# Exercise goal
Every record below needs to be written out exactly, apart from the pictures.

# Exercise data
- Opening Delimiter -

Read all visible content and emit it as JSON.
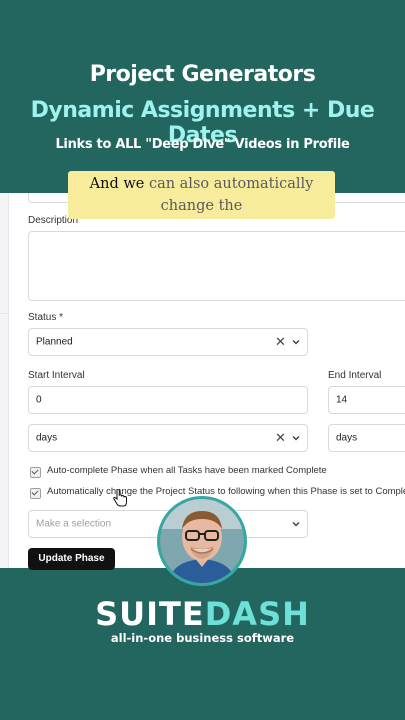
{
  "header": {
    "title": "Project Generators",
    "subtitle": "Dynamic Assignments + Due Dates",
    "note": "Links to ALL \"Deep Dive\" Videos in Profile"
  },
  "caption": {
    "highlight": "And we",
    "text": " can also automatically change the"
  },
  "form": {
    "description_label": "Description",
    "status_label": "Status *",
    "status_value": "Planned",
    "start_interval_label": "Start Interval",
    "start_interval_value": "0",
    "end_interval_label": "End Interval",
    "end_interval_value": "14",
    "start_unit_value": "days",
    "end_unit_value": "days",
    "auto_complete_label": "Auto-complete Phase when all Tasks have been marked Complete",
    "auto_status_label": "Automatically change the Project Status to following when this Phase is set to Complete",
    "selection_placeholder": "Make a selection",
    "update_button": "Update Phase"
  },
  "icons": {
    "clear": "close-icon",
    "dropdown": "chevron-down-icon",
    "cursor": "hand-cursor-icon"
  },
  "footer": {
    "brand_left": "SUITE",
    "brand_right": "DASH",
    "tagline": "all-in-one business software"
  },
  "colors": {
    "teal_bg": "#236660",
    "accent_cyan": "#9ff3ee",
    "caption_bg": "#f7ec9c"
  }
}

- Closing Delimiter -

# Result
Read all visible content and emit it as JSON.
{
  "header": {
    "title": "Project Generators",
    "subtitle": "Dynamic Assignments + Due Dates",
    "note": "Links to ALL \"Deep Dive\" Videos in Profile"
  },
  "caption": {
    "highlight": "And we",
    "text": " can also automatically change the"
  },
  "form": {
    "description_label": "Description",
    "status_label": "Status *",
    "status_value": "Planned",
    "start_interval_label": "Start Interval",
    "start_interval_value": "0",
    "end_interval_label": "End Interval",
    "end_interval_value": "14",
    "start_unit_value": "days",
    "end_unit_value": "days",
    "auto_complete_label": "Auto-complete Phase when all Tasks have been marked Complete",
    "auto_status_label": "Automatically change the Project Status to following when this Phase is set to Complete",
    "selection_placeholder": "Make a selection",
    "update_button": "Update Phase"
  },
  "icons": {
    "clear": "close-icon",
    "dropdown": "chevron-down-icon",
    "cursor": "hand-cursor-icon"
  },
  "footer": {
    "brand_left": "SUITE",
    "brand_right": "DASH",
    "tagline": "all-in-one business software"
  },
  "colors": {
    "teal_bg": "#236660",
    "accent_cyan": "#9ff3ee",
    "caption_bg": "#f7ec9c"
  }
}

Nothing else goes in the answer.